One of a series of massive canvases Veronese created depicting a dinner scene, it still hangs in the space for which it was commissioned in 1572: the refectory of the monastery of the Madonna of Monte Berico in Vicenza. It depicts Pope Gregory I (r. 590-604)  dining with the poor, indigent and, on his right side, Jesus Christ. Giving alms and feeding the people of Rome (many of them destitute refugees of Lombard invasions) was the primary focus of Gregory’s papacy. Legend has it that he refused to eat until every poor person in Rome had eaten, and when that goal was achieved he would invite 12 of the indigent to join him for a dinner at his family dinner table. He was from a patrician family and reached the heights of a civic career in Rome before becoming a Benedictine monk, so I’m sure it was a fine table, but not quite as large as in Veronese’s vision, or as glamorously located.

Restorers from the regional superintendence will first take down the painting in order to thoroughly analyze it with a particular focus on reconstructing Veronese’s materials and painting process. A 2017 examine found a thick coating of discoloured varnish and dirt marring the surface of the painting. Before that can be address, the conservation team will create a roadmap using non-invasive analytical techniques.

X-ray fluorescence and gas chromatography will further help conservators understand the chemical composition of the pigments, binding agent and “mestica” (primer), used by the artist.

A key challenge will be distinguishing between Veronese’s hand and the work of the painting’s past restorers: Antonio Florian in 1817, Andrea Tagliapietra in 1858 (financed by the Austrian emperor Franz Joseph I, by way of compensation for his troops’ vandalism) and Antonio Lazzarin in 1973. “My aim is to pinpoint who did what, to decide whether to remove it or leave it be,” [lead conservator Valentina] Piovan says.

The guiding philosophy, however, will be for a “minimum of intervention”, she says.

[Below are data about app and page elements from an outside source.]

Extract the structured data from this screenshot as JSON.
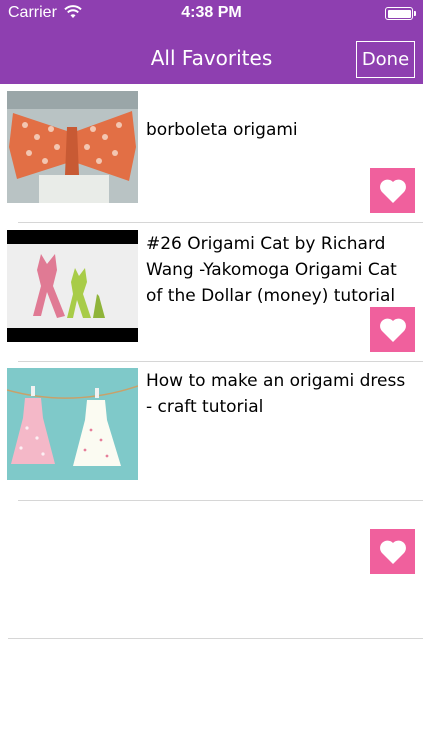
{
  "status_bar": {
    "carrier": "Carrier",
    "time": "4:38 PM",
    "wifi_icon": "wifi-icon",
    "battery_icon": "battery-icon"
  },
  "nav": {
    "title": "All Favorites",
    "done_label": "Done"
  },
  "colors": {
    "nav_bg": "#8e3fb0",
    "heart_bg": "#f0609d"
  },
  "favorites": [
    {
      "title": "borboleta origami",
      "thumbnail": "origami-butterfly-thumbnail",
      "favorite_icon": "heart-icon"
    },
    {
      "title": "#26 Origami Cat by Richard Wang -Yakomoga Origami Cat of the Dollar (money) tutorial",
      "thumbnail": "origami-cat-thumbnail",
      "favorite_icon": "heart-icon"
    },
    {
      "title": "How to make an origami dress - craft tutorial",
      "thumbnail": "origami-dress-thumbnail",
      "favorite_icon": "heart-icon"
    }
  ]
}
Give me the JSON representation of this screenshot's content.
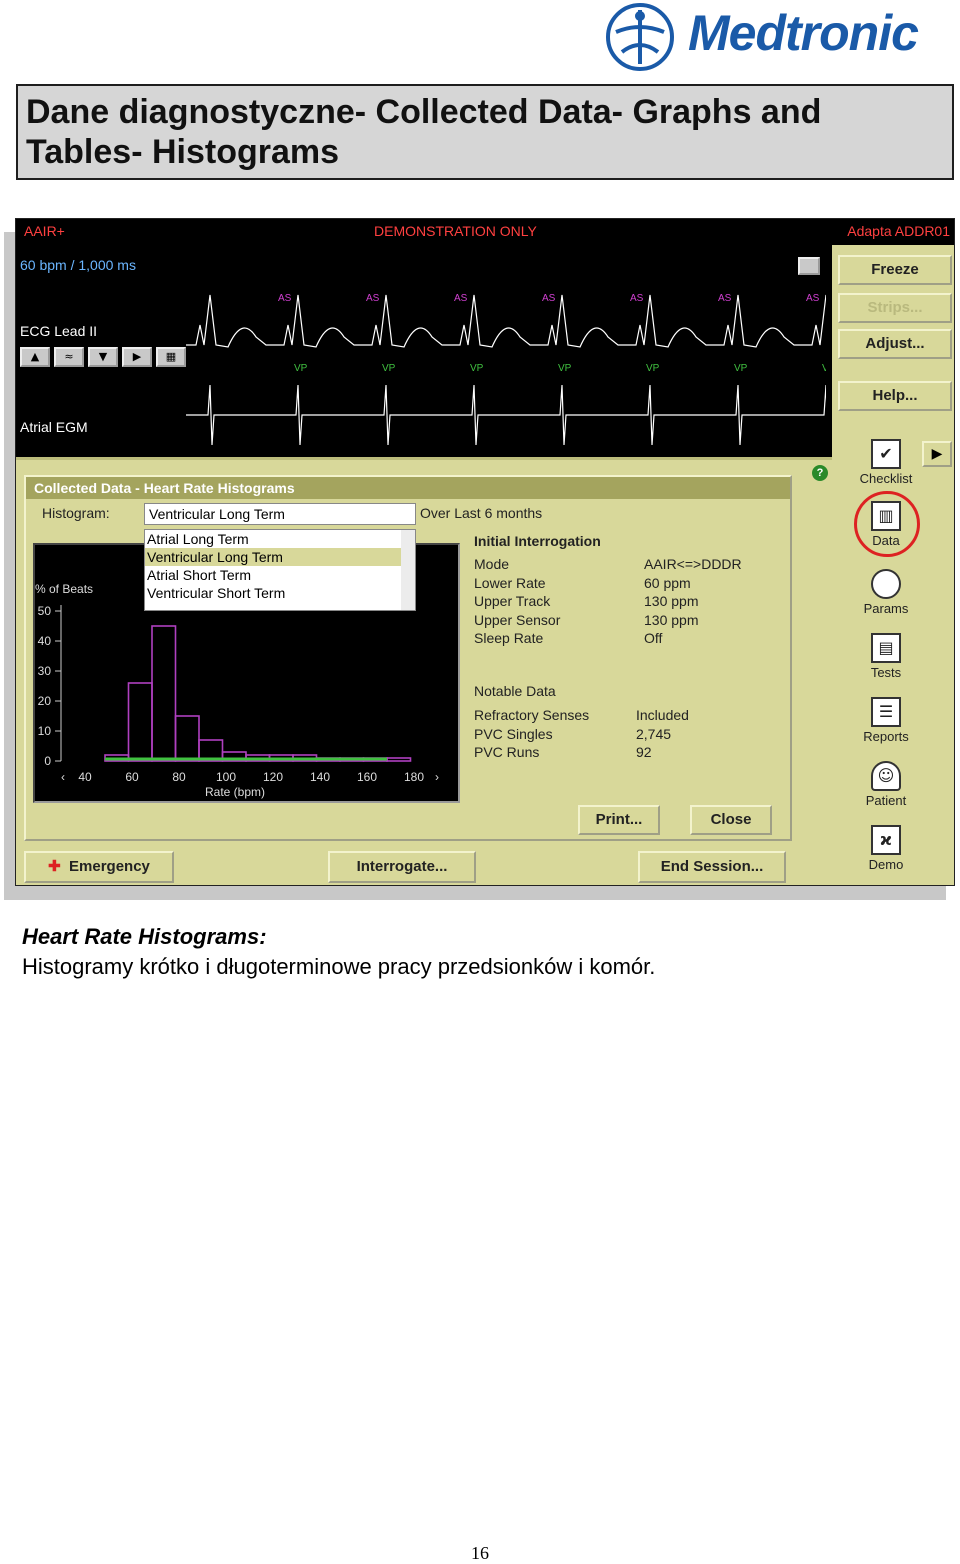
{
  "header": {
    "logo_text": "Medtronic",
    "title": "Dane diagnostyczne- Collected Data- Graphs and Tables- Histograms"
  },
  "screen": {
    "topbar": {
      "left": "AAIR+",
      "center": "DEMONSTRATION ONLY",
      "right": "Adapta ADDR01"
    },
    "ecg": {
      "rate": "60 bpm / 1,000 ms",
      "lead_label": "ECG Lead II",
      "egm_label": "Atrial EGM",
      "marker_as": "AS",
      "marker_vp": "VP"
    },
    "right_buttons": {
      "freeze": "Freeze",
      "strips": "Strips...",
      "adjust": "Adjust...",
      "help": "Help..."
    },
    "side_icons": {
      "checklist": "Checklist",
      "data": "Data",
      "params": "Params",
      "tests": "Tests",
      "reports": "Reports",
      "patient": "Patient",
      "demo": "Demo"
    },
    "dialog": {
      "title": "Collected Data - Heart Rate Histograms",
      "histogram_label": "Histogram:",
      "histogram_selected": "Ventricular Long Term",
      "period": "Over Last 6 months",
      "options": [
        "Atrial Long Term",
        "Ventricular Long Term",
        "Atrial Short Term",
        "Ventricular Short Term"
      ],
      "initial_title": "Initial Interrogation",
      "initial_rows": [
        {
          "label": "Mode",
          "value": "AAIR<=>DDDR"
        },
        {
          "label": "Lower Rate",
          "value": "60 ppm"
        },
        {
          "label": "Upper Track",
          "value": "130 ppm"
        },
        {
          "label": "Upper Sensor",
          "value": "130 ppm"
        },
        {
          "label": "Sleep Rate",
          "value": "Off"
        }
      ],
      "notable_title": "Notable Data",
      "notable_rows": [
        {
          "label": "Refractory Senses",
          "value": "Included"
        },
        {
          "label": "PVC Singles",
          "value": "2,745"
        },
        {
          "label": "PVC Runs",
          "value": "92"
        }
      ],
      "print_label": "Print...",
      "close_label": "Close"
    },
    "bottom_buttons": {
      "emergency": "Emergency",
      "interrogate": "Interrogate...",
      "end_session": "End Session..."
    }
  },
  "chart_data": {
    "type": "bar",
    "ylabel": "% of Beats",
    "xlabel": "Rate (bpm)",
    "ylim": [
      0,
      50
    ],
    "yticks": [
      0,
      10,
      20,
      30,
      40,
      50
    ],
    "xticks": [
      40,
      60,
      80,
      100,
      120,
      140,
      160,
      180
    ],
    "bar_edges": [
      60,
      70,
      80,
      90,
      100,
      110,
      120,
      130,
      140,
      150,
      160,
      170,
      180,
      190
    ],
    "values": [
      2,
      26,
      45,
      15,
      7,
      3,
      2,
      2,
      2,
      1,
      1,
      1,
      1
    ],
    "colors": {
      "bars": "#b040c0",
      "baseline": "#40c040"
    }
  },
  "caption": {
    "title": "Heart Rate Histograms:",
    "text": "Histogramy krótko i długoterminowe pracy przedsionków i komór."
  },
  "page_number": "16"
}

Nineteenth-century repairs made with oil-based pigments are not only difficult to reverse with modern water-based solvents, but can now be considered “a coherent part of the work” in their own right.

The delicate final phase of the project will involve retouching in such a way as to “imitate the granular texture of the painting”, Piovan says. “If it’s [too] smooth, you will see all the lines of the cuts in the light.”

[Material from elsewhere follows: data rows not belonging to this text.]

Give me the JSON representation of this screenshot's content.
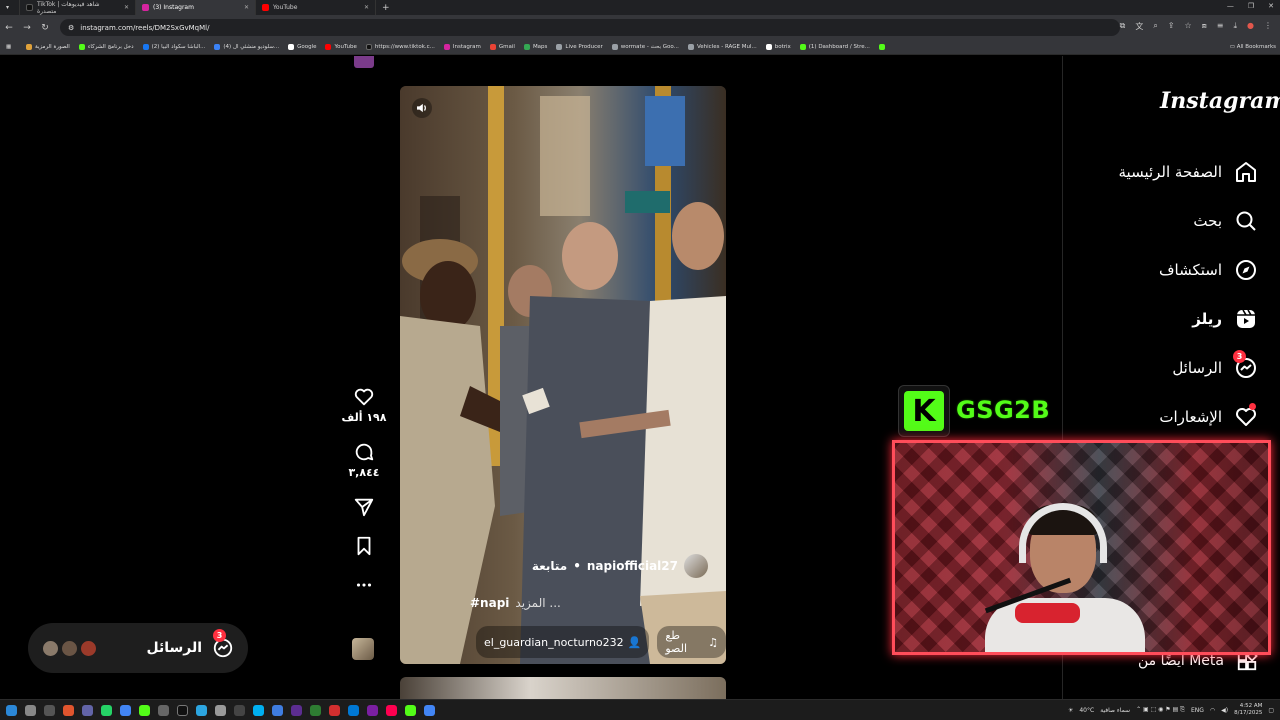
{
  "browser": {
    "tabs": [
      {
        "label": "TikTok | شاهد فيديوهات متصدرة",
        "color": "#111111",
        "active": false
      },
      {
        "label": "(3) Instagram",
        "color": "#d6249f",
        "active": true
      },
      {
        "label": "YouTube",
        "color": "#ff0000",
        "active": false
      }
    ],
    "url": "instagram.com/reels/DM2SxGvMqMl/",
    "all_bookmarks": "All Bookmarks",
    "bookmarks": [
      {
        "label": "الصورة الرمزية",
        "color": "#e0a23a"
      },
      {
        "label": "دخل برنامج الشركاء",
        "color": "#53fc18"
      },
      {
        "label": "(2) الباشا سكواد البيا...",
        "color": "#1877f2"
      },
      {
        "label": "(4) سلوديو منشئي ال...",
        "color": "#3b82f6"
      },
      {
        "label": "Google",
        "color": "#ffffff"
      },
      {
        "label": "YouTube",
        "color": "#ff0000"
      },
      {
        "label": "https://www.tiktok.c...",
        "color": "#111111"
      },
      {
        "label": "Instagram",
        "color": "#d6249f"
      },
      {
        "label": "Gmail",
        "color": "#ea4335"
      },
      {
        "label": "Maps",
        "color": "#34a853"
      },
      {
        "label": "Live Producer",
        "color": "#9aa0a6"
      },
      {
        "label": "wormate - بحث Goo...",
        "color": "#9aa0a6"
      },
      {
        "label": "Vehicles - RAGE Mul...",
        "color": "#9aa0a6"
      },
      {
        "label": "botrix",
        "color": "#ffffff"
      },
      {
        "label": "(1) Dashboard / Stre...",
        "color": "#53fc18"
      },
      {
        "label": "",
        "color": "#53fc18"
      }
    ]
  },
  "reel": {
    "author": "napiofficial27",
    "follow": "متابعة",
    "caption_more": "المزيد ...",
    "caption_tag": "#napi",
    "tagged_user": "el_guardian_nocturno232",
    "audio": "طع الصو"
  },
  "actions": {
    "likes": "١٩٨ ألف",
    "comments": "٣,٨٤٤"
  },
  "messages_pill": {
    "label": "الرسائل",
    "badge": "3"
  },
  "sidebar": {
    "logo": "Instagram",
    "items": [
      {
        "label": "الصفحة الرئيسية",
        "icon": "home-icon"
      },
      {
        "label": "بحث",
        "icon": "search-icon"
      },
      {
        "label": "استكشاف",
        "icon": "compass-icon"
      },
      {
        "label": "ريلز",
        "icon": "reels-icon"
      },
      {
        "label": "الرسائل",
        "icon": "messenger-icon",
        "badge": "3"
      },
      {
        "label": "الإشعارات",
        "icon": "heart-icon"
      }
    ],
    "also_from": "أيضًا من Meta"
  },
  "stream_overlay": {
    "channel": "GSG2B",
    "logo_letter": "K",
    "accent": "#53fc18",
    "frame_color": "#ff4d5a"
  },
  "taskbar": {
    "weather": "40°C",
    "weather_text": "سماء صافية",
    "lang": "ENG",
    "time": "4:52 AM",
    "date": "8/17/2025"
  }
}
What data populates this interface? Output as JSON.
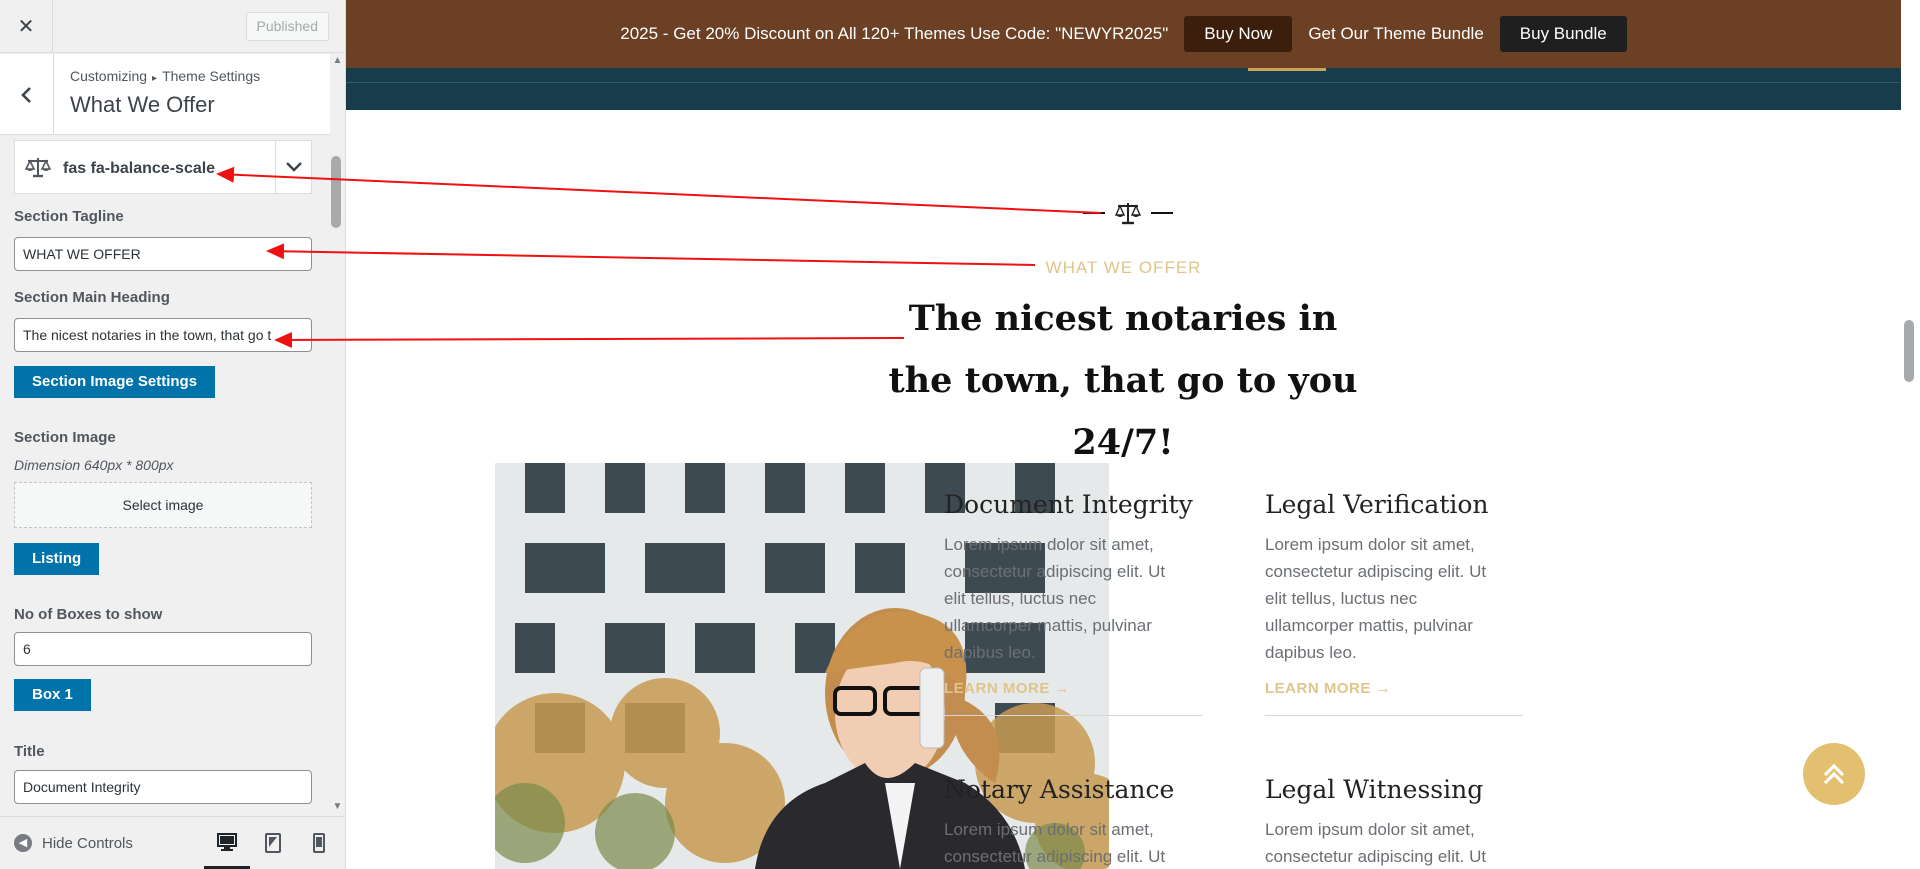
{
  "sidebar": {
    "close_icon": "close-icon",
    "published_label": "Published",
    "breadcrumb": {
      "root": "Customizing",
      "section": "Theme Settings"
    },
    "panel_title": "What We Offer",
    "icon_value": "fas fa-balance-scale",
    "fields": {
      "tagline_label": "Section Tagline",
      "tagline_value": "WHAT WE OFFER",
      "heading_label": "Section Main Heading",
      "heading_value": "The nicest notaries in the town, that go t",
      "image_settings_button": "Section Image Settings",
      "image_label": "Section Image",
      "image_dimension": "Dimension 640px * 800px",
      "select_image": "Select image",
      "listing_button": "Listing",
      "boxes_label": "No of Boxes to show",
      "boxes_value": "6",
      "box1_button": "Box 1",
      "title_label": "Title",
      "title_value": "Document Integrity"
    },
    "footer": {
      "hide_controls": "Hide Controls"
    }
  },
  "preview": {
    "promo": {
      "text": "2025 - Get 20% Discount on All 120+ Themes Use Code: \"NEWYR2025\"",
      "buy_now": "Buy Now",
      "bundle_text": "Get Our Theme Bundle",
      "buy_bundle": "Buy Bundle"
    },
    "section": {
      "tagline": "WHAT WE OFFER",
      "heading": "The nicest notaries in the town, that go to you 24/7!"
    },
    "services": [
      {
        "title": "Document Integrity",
        "desc": "Lorem ipsum dolor sit amet, consectetur adipiscing elit. Ut elit tellus, luctus nec ullamcorper mattis, pulvinar dapibus leo.",
        "more": "LEARN MORE →"
      },
      {
        "title": "Legal Verification",
        "desc": "Lorem ipsum dolor sit amet, consectetur adipiscing elit. Ut elit tellus, luctus nec ullamcorper mattis, pulvinar dapibus leo.",
        "more": "LEARN MORE →"
      },
      {
        "title": "Notary Assistance",
        "desc": "Lorem ipsum dolor sit amet, consectetur adipiscing elit. Ut"
      },
      {
        "title": "Legal Witnessing",
        "desc": "Lorem ipsum dolor sit amet, consectetur adipiscing elit. Ut"
      }
    ]
  },
  "colors": {
    "customizer_blue": "#0073aa",
    "promo_brown": "#6b4024",
    "nav_teal": "#173c4c",
    "gold_accent": "#e0c48a",
    "annotation_red": "#ee1111"
  }
}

Conservators will work on the canvas in situ for two years. So as not to disappoint the three million annual visitors to the monastery, the refectory will remain open to the public The conservation is scheduled to end in 2021.